(Records from a collection)
[Start of section]

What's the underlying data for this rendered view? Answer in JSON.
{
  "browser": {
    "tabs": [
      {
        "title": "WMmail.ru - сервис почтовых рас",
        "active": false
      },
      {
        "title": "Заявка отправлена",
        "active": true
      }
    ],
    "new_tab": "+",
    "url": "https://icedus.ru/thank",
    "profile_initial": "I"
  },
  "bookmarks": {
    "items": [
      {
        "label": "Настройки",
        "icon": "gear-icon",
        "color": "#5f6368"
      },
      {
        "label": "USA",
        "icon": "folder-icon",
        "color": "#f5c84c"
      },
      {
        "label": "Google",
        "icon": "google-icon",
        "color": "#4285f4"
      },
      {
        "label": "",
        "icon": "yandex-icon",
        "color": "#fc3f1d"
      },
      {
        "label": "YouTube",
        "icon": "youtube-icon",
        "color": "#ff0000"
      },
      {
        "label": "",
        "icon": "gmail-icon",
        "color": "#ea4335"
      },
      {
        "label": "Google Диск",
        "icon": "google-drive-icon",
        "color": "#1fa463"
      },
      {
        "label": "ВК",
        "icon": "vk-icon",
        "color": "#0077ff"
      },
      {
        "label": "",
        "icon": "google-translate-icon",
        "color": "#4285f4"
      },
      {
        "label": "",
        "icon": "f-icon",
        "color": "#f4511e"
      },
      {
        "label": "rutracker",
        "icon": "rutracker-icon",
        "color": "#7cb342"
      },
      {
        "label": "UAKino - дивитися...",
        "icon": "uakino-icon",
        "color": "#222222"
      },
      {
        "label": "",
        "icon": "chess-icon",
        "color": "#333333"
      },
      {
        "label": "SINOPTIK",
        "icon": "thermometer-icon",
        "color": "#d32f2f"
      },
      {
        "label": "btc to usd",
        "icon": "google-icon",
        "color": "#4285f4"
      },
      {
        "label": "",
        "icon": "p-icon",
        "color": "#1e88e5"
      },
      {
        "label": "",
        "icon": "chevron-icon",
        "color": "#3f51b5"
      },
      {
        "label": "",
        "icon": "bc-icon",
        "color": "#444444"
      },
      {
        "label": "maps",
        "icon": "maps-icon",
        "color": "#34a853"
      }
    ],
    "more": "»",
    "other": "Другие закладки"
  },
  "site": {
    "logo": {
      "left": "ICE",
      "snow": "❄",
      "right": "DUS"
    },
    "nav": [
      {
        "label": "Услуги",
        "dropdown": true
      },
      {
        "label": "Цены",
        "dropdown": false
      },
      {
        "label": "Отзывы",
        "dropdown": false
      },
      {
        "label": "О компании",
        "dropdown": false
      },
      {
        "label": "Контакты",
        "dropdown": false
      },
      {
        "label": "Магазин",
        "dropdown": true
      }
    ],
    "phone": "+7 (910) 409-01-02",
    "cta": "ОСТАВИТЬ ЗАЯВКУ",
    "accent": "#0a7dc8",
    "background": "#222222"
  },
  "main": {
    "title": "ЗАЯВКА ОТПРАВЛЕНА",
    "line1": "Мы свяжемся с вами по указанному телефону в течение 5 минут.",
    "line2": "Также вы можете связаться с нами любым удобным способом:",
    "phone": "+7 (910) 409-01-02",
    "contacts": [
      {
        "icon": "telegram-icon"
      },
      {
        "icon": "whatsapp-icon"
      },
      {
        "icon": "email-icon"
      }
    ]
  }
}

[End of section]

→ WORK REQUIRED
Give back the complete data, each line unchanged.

→ RESPONSE
What's the underlying data for this rendered view? Answer in JSON.
{
  "browser": {
    "tabs": [
      {
        "title": "WMmail.ru - сервис почтовых рас",
        "active": false
      },
      {
        "title": "Заявка отправлена",
        "active": true
      }
    ],
    "new_tab": "+",
    "url": "https://icedus.ru/thank",
    "profile_initial": "I"
  },
  "bookmarks": {
    "items": [
      {
        "label": "Настройки",
        "icon": "gear-icon",
        "color": "#5f6368"
      },
      {
        "label": "USA",
        "icon": "folder-icon",
        "color": "#f5c84c"
      },
      {
        "label": "Google",
        "icon": "google-icon",
        "color": "#4285f4"
      },
      {
        "label": "",
        "icon": "yandex-icon",
        "color": "#fc3f1d"
      },
      {
        "label": "YouTube",
        "icon": "youtube-icon",
        "color": "#ff0000"
      },
      {
        "label": "",
        "icon": "gmail-icon",
        "color": "#ea4335"
      },
      {
        "label": "Google Диск",
        "icon": "google-drive-icon",
        "color": "#1fa463"
      },
      {
        "label": "ВК",
        "icon": "vk-icon",
        "color": "#0077ff"
      },
      {
        "label": "",
        "icon": "google-translate-icon",
        "color": "#4285f4"
      },
      {
        "label": "",
        "icon": "f-icon",
        "color": "#f4511e"
      },
      {
        "label": "rutracker",
        "icon": "rutracker-icon",
        "color": "#7cb342"
      },
      {
        "label": "UAKino - дивитися...",
        "icon": "uakino-icon",
        "color": "#222222"
      },
      {
        "label": "",
        "icon": "chess-icon",
        "color": "#333333"
      },
      {
        "label": "SINOPTIK",
        "icon": "thermometer-icon",
        "color": "#d32f2f"
      },
      {
        "label": "btc to usd",
        "icon": "google-icon",
        "color": "#4285f4"
      },
      {
        "label": "",
        "icon": "p-icon",
        "color": "#1e88e5"
      },
      {
        "label": "",
        "icon": "chevron-icon",
        "color": "#3f51b5"
      },
      {
        "label": "",
        "icon": "bc-icon",
        "color": "#444444"
      },
      {
        "label": "maps",
        "icon": "maps-icon",
        "color": "#34a853"
      }
    ],
    "more": "»",
    "other": "Другие закладки"
  },
  "site": {
    "logo": {
      "left": "ICE",
      "snow": "❄",
      "right": "DUS"
    },
    "nav": [
      {
        "label": "Услуги",
        "dropdown": true
      },
      {
        "label": "Цены",
        "dropdown": false
      },
      {
        "label": "Отзывы",
        "dropdown": false
      },
      {
        "label": "О компании",
        "dropdown": false
      },
      {
        "label": "Контакты",
        "dropdown": false
      },
      {
        "label": "Магазин",
        "dropdown": true
      }
    ],
    "phone": "+7 (910) 409-01-02",
    "cta": "ОСТАВИТЬ ЗАЯВКУ",
    "accent": "#0a7dc8",
    "background": "#222222"
  },
  "main": {
    "title": "ЗАЯВКА ОТПРАВЛЕНА",
    "line1": "Мы свяжемся с вами по указанному телефону в течение 5 минут.",
    "line2": "Также вы можете связаться с нами любым удобным способом:",
    "phone": "+7 (910) 409-01-02",
    "contacts": [
      {
        "icon": "telegram-icon"
      },
      {
        "icon": "whatsapp-icon"
      },
      {
        "icon": "email-icon"
      }
    ]
  }
}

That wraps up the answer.